Product managers begin a product design journey with the usual suspects like a market need and a set of features. And once product management has a well laid out list of product features backed by that all awesome architecture and tech stack, it ends up in defense of what was painstakingly created, almost through it’s entire life cycle.
While this may have worked in a period of restricted access and fewer options, the approach to product design definitely needs a re look in an age of increasing options and decreasing attention span. Once a use case opportunity is identified, it is probably a good time to sit down offline and work with the final set of user experiences across each role that a product intends to invite a user to, and then a list of outcomes that match those experiences. Together they may provide a better user activation probability and therefore a more predictable product ROI for sponsors.
Here’s a simple to do guide to get started:
1. List the user roles. Typically, a new age digital system has 3 broad categories. The engaged, The people who manage the engagement, and the sponsors who expect a certain outcome.
2. Ask what each user would expect as an experience from the product. Experiences are typically identified as motivators for a user role to keep coming back to the product as it would have a clear benefit or reward for participation and adoption. A good exercise would reveal the trade offs, benefits, rewards and exceptions.

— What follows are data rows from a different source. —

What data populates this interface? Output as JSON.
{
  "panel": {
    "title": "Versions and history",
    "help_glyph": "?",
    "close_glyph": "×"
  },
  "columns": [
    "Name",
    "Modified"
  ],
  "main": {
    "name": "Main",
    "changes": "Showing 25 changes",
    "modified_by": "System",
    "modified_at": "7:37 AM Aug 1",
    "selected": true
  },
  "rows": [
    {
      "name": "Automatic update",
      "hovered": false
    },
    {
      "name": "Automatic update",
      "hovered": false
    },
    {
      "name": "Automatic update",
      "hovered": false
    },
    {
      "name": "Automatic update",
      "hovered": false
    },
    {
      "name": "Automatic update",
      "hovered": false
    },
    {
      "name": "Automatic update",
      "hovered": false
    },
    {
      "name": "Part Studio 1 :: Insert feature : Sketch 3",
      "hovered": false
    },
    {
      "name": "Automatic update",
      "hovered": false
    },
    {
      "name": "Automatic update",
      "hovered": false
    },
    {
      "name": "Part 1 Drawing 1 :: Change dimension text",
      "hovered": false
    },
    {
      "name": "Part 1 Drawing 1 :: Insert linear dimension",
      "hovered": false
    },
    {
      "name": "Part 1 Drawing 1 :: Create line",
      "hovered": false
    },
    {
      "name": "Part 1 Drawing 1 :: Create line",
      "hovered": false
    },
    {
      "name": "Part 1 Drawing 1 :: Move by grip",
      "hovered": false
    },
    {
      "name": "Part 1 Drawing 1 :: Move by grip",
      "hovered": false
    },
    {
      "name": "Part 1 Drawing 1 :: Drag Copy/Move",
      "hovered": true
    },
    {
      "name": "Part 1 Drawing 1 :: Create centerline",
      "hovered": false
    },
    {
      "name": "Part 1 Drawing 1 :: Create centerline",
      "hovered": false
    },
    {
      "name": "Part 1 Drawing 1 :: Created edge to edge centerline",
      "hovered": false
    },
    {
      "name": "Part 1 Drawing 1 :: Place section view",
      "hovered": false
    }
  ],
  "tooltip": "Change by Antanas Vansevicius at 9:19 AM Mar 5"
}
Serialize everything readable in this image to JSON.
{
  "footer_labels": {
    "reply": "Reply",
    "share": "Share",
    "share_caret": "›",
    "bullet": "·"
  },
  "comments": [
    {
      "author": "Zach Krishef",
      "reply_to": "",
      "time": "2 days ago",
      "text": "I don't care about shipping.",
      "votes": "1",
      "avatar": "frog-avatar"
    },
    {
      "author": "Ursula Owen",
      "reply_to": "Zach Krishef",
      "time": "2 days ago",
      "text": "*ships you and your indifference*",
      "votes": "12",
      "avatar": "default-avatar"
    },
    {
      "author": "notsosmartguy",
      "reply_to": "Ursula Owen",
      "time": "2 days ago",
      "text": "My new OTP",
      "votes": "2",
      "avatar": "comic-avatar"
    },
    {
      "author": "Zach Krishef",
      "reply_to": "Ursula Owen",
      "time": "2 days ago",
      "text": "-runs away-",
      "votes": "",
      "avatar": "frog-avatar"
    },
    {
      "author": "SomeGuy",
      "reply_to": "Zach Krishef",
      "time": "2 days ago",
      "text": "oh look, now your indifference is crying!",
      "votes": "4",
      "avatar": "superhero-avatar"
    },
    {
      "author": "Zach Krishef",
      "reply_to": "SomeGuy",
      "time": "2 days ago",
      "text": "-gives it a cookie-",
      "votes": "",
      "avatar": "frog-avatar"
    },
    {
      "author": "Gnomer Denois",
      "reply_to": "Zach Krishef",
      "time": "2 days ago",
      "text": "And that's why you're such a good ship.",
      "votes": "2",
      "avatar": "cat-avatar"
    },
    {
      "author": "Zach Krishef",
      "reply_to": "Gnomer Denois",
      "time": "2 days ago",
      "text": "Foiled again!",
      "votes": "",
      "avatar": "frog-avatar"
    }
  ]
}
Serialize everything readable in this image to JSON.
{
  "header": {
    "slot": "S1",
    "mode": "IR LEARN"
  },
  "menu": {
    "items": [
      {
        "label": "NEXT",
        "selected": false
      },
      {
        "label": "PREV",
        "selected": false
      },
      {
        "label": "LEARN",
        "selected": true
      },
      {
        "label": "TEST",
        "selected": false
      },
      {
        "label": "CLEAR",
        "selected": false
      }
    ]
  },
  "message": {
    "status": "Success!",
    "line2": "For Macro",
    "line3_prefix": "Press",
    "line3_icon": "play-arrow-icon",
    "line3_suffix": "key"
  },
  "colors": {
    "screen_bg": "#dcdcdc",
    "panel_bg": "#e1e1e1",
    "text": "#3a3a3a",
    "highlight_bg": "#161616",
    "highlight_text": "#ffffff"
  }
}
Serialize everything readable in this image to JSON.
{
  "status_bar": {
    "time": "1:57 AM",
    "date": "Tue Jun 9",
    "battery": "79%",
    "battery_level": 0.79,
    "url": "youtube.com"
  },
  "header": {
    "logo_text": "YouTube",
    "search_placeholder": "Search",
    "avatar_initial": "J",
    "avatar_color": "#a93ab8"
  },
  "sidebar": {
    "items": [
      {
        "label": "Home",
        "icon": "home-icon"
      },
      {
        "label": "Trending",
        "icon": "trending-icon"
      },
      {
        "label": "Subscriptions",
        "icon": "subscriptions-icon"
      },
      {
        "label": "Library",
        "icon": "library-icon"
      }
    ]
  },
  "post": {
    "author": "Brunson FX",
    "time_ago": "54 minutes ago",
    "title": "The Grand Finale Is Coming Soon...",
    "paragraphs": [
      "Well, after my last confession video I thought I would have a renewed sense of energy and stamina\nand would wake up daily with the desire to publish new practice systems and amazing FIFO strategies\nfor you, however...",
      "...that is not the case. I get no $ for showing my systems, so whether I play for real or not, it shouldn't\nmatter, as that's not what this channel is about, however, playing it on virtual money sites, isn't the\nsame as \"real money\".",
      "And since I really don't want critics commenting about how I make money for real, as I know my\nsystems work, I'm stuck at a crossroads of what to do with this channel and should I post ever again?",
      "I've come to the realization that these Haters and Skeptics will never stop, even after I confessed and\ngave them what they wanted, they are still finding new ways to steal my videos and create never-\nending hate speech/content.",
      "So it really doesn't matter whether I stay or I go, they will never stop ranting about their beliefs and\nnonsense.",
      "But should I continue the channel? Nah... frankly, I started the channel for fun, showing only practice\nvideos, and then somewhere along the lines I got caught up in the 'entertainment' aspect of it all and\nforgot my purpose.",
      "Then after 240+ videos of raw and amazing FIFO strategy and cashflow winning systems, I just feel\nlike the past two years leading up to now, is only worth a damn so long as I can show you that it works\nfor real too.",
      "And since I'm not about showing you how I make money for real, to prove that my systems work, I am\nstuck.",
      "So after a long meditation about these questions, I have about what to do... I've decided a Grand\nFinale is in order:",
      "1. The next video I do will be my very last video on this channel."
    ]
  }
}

3. Outcomes are about how the users find a quantifiable experience at the end of a participation cycle or a usage session. These outcomes can be listed for each individual session, or a collective set of sessions leading to a more aggregated outcome.
4. Refine the outcomes list by verifying them against role motives that have the risk of blocking participation and collaborative engagement. Interviewing similar user roles in their current contexts can provide great insights.
5. Prepare a final list of experiences and outcomes that the product can deliver in it’s most sophisticated avatar. Work backwards to a product road map that delivers the intent and the promise in it’s initial release, more than the features that would follow.
The approach looks deceivingly simple, but as you may realize, requires a highly participative and iterative approach before you set yourself on the way to create a great product. Try this out the next time you have that idea and see what shows up on your paper, or a whiteboard, or even your wall if no one’s complaining….